## EXERCISE
What is needed here is every line of the records that includes "this".

## PROVIDED DATA

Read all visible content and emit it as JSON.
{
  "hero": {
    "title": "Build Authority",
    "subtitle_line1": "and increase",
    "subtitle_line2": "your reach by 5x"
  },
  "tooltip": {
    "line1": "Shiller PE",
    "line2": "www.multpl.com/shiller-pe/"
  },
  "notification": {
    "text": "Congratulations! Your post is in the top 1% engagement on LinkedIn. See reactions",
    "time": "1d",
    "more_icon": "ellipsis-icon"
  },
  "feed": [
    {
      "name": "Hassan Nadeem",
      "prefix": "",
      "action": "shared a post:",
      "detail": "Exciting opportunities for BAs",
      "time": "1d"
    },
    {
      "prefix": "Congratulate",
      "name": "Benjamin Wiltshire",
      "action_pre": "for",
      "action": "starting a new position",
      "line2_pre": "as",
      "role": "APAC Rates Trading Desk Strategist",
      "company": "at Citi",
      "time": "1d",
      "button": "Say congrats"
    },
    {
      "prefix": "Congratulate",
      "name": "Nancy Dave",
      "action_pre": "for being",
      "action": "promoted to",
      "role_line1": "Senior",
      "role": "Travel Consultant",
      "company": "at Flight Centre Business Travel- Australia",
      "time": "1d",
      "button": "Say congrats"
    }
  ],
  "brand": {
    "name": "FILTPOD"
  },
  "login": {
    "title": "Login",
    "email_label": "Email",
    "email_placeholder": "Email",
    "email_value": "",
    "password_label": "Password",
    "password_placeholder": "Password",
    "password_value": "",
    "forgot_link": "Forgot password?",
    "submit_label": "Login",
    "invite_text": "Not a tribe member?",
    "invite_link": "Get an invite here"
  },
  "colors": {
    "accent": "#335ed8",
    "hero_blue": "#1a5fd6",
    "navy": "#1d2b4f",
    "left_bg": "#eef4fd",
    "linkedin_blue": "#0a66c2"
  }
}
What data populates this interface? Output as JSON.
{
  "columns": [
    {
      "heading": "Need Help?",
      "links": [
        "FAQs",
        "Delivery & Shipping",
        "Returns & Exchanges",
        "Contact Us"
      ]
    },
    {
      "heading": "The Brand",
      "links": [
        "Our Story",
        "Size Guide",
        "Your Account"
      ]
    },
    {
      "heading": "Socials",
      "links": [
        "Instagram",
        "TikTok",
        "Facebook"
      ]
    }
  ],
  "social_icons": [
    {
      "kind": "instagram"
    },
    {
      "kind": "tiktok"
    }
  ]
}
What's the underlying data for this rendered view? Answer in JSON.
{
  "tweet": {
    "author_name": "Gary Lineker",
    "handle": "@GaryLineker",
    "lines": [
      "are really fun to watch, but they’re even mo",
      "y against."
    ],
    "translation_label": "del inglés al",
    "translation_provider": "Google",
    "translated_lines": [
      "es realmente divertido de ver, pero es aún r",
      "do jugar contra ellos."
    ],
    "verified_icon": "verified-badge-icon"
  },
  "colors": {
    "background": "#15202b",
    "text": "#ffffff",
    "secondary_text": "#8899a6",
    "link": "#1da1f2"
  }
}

## WRITTEN RESPONSE
What data populates this interface? Output as JSON.
What's the underlying data for this rendered view? Answer in JSON.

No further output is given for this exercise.